The Wisconsin Department of Natural Resources said Tuesday it will shut down its current wolf hunting season on Wednesday as hunters and trappers exceeded quotas set for the wolf harvest across the state.
Zones 2, 5 and 6 — closed Wednesday at 10 a.m. while zones 1, 3 and 4 will close at 3 p.m.
As of noon Wednesday at least 162 wolves had been registered, far exceeding the goal of 119, with more time left for registrations. Hunters in two zones killed more than double the DNR's harvest quota goal.
The season, which started Feb. 22, was set to run through Feb. 28 or until the statewide quota of 119 wolves harvested by state-licensed hunters and trappers was met, whichever came first. Zone 1 had a quota of 31 wolves, with 18 for zone 2, 20 for zone 3, six for zone 4, 27 for zone 5 and 17 for zone 6.
Wisconsin Department of Natural Resources officials said they received 27,151 applications for 2,380 available permits that were issued Monday. Successful applicants had to check the status and pay their $49 resident license fee and print their licenses before they could begin hunting or trapping Monday.
A state court judge ruled Feb. 11 that the DNR must hold a hunt under an existing state law that calls for wolf hunting and trapping each year between October and February.
Federal authorities dropped Endangered Species Act protections for wolves as of Jan. 4, and while the DNR wanted to wait until November to hold the state's first wolf season since 2014, the judge’s order forced the agency’s hand.
A DNR request to the state Court of Appeals to stay the lower court order and stop the hunt was denied late Friday.
The DNR originally set a quota of 4,000 permits and 200 wolves to be killed by state-licensed hunters and trappers during the current seven-day season. But that quota was reduced to 119 wolves after remaining wolf permits were reserved for Native American tribal members based on treaty hunting and fishing rights. Tribal authorities had argued against a wolf hunt, saying wolves are sacred to their culture. It’s believed permits reserved for tribes will not be used.
Supporters say the immediate wolf hunt is necessary to cull some of the state’s estimated 1,100 wolves as their numbers continue to grow and as problems occur with livestock depredation. Several hunting groups also want wolf numbers reduced to slow depredation on deer.
Critics, however, say the hunt was hastily organized and comes at a time of winter that could disrupt wolf breeding season and could disrupt pack hierarchy, causing more conflict with livestock and pets, not less.
So far, Minnesota has not moved on a wolf hunting or trapping season, although dueling bills have been introduced in the state Legislature: one ordering the DNR to hold a wolf season and another prohibiting the DNR from holding a wolf season.
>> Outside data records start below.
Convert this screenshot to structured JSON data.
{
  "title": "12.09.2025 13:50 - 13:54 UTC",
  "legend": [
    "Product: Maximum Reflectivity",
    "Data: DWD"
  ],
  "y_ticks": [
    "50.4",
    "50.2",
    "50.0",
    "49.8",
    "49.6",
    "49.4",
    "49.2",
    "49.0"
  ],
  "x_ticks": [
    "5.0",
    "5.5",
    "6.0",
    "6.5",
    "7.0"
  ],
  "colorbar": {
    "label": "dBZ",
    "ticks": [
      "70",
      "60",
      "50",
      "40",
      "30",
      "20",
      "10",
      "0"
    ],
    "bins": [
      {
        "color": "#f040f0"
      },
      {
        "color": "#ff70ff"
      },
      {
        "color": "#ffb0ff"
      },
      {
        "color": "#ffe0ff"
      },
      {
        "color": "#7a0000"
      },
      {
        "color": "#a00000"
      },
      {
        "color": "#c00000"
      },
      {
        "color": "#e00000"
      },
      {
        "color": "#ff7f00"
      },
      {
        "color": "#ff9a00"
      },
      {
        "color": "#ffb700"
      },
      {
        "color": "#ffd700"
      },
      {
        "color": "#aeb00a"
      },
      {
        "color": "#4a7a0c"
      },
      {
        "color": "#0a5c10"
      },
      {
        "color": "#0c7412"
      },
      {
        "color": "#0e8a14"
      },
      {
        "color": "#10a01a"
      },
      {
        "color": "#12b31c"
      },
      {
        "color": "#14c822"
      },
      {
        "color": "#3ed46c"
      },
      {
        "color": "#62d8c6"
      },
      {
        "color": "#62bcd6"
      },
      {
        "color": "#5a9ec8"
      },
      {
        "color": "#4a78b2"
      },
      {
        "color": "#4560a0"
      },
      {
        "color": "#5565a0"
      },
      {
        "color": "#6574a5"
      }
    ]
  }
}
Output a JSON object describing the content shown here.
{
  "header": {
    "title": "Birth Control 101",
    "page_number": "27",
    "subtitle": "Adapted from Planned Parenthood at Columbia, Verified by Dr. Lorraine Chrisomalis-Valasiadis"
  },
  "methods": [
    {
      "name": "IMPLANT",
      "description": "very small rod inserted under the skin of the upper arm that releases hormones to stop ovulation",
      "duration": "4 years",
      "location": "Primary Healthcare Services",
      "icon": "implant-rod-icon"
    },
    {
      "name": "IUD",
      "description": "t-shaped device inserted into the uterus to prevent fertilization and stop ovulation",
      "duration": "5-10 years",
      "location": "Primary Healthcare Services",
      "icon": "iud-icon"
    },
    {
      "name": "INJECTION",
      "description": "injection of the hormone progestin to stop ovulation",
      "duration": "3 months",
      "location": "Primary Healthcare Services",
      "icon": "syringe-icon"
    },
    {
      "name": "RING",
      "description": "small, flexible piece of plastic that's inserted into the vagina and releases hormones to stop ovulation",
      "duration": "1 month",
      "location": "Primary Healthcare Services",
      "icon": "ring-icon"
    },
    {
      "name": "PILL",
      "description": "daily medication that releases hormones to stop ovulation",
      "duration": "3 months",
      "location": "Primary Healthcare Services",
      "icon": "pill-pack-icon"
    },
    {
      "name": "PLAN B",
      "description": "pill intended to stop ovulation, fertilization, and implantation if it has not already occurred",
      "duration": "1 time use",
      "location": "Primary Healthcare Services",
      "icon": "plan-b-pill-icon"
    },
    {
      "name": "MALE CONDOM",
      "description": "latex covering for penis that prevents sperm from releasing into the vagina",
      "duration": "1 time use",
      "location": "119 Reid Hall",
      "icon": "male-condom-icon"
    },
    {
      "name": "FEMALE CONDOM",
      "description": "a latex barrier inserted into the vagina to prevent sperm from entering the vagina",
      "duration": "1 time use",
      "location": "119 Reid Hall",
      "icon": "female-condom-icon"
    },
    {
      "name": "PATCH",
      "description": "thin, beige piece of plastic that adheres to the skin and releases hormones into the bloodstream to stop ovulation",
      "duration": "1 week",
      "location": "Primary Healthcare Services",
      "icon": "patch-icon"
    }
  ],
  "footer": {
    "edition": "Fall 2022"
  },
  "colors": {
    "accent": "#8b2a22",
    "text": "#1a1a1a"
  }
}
This story was updated at 3:25 p.m. Feb. 23 to report the scheduled closure of the other three wolf hunt zones and again at 2:24 p.m. Feb. 24 to update the wolf harvest total. It was originally posted at 10:53 a.m. Feb. 23.